- **TASK ITEM**
Print out every record below, exactly as written.

---- INFORMATION PROVIDED

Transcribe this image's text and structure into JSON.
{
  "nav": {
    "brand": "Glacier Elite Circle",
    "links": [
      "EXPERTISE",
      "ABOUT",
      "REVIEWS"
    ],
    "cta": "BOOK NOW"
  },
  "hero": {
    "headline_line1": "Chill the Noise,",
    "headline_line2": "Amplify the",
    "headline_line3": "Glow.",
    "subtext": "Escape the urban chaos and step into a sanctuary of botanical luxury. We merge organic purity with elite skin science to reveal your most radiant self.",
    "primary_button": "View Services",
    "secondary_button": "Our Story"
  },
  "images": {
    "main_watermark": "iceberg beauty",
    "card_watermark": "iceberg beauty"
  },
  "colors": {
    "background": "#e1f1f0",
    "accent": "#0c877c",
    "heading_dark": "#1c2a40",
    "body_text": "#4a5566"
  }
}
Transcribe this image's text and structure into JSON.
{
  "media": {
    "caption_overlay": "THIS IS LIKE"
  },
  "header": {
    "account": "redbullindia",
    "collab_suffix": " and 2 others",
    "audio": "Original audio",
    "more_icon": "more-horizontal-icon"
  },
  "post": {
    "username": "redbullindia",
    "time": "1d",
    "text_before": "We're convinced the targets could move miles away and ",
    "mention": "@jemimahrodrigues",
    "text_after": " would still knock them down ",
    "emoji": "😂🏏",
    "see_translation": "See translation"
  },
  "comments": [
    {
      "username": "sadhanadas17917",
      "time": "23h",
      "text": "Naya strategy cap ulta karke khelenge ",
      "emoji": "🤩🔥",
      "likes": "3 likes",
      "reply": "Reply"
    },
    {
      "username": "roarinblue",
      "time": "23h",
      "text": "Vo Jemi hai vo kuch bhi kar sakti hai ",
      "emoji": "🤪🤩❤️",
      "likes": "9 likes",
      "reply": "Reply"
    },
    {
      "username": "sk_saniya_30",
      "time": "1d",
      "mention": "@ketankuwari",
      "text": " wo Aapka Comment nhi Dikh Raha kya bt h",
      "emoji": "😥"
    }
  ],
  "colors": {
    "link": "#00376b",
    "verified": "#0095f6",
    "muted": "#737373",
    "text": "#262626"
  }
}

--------

- **SOLUTION FOR THIS PROBLEM**
Transcribe this image's text and structure into JSON.
{
  "nav": {
    "brand": "Glacier Elite Circle",
    "links": [
      "EXPERTISE",
      "ABOUT",
      "REVIEWS"
    ],
    "cta": "BOOK NOW"
  },
  "hero": {
    "headline_line1": "Chill the Noise,",
    "headline_line2": "Amplify the",
    "headline_line3": "Glow.",
    "subtext": "Escape the urban chaos and step into a sanctuary of botanical luxury. We merge organic purity with elite skin science to reveal your most radiant self.",
    "primary_button": "View Services",
    "secondary_button": "Our Story"
  },
  "images": {
    "main_watermark": "iceberg beauty",
    "card_watermark": "iceberg beauty"
  },
  "colors": {
    "background": "#e1f1f0",
    "accent": "#0c877c",
    "heading_dark": "#1c2a40",
    "body_text": "#4a5566"
  }
}
Transcribe this image's text and structure into JSON.
{
  "media": {
    "caption_overlay": "THIS IS LIKE"
  },
  "header": {
    "account": "redbullindia",
    "collab_suffix": " and 2 others",
    "audio": "Original audio",
    "more_icon": "more-horizontal-icon"
  },
  "post": {
    "username": "redbullindia",
    "time": "1d",
    "text_before": "We're convinced the targets could move miles away and ",
    "mention": "@jemimahrodrigues",
    "text_after": " would still knock them down ",
    "emoji": "😂🏏",
    "see_translation": "See translation"
  },
  "comments": [
    {
      "username": "sadhanadas17917",
      "time": "23h",
      "text": "Naya strategy cap ulta karke khelenge ",
      "emoji": "🤩🔥",
      "likes": "3 likes",
      "reply": "Reply"
    },
    {
      "username": "roarinblue",
      "time": "23h",
      "text": "Vo Jemi hai vo kuch bhi kar sakti hai ",
      "emoji": "🤪🤩❤️",
      "likes": "9 likes",
      "reply": "Reply"
    },
    {
      "username": "sk_saniya_30",
      "time": "1d",
      "mention": "@ketankuwari",
      "text": " wo Aapka Comment nhi Dikh Raha kya bt h",
      "emoji": "😥"
    }
  ],
  "colors": {
    "link": "#00376b",
    "verified": "#0095f6",
    "muted": "#737373",
    "text": "#262626"
  }
}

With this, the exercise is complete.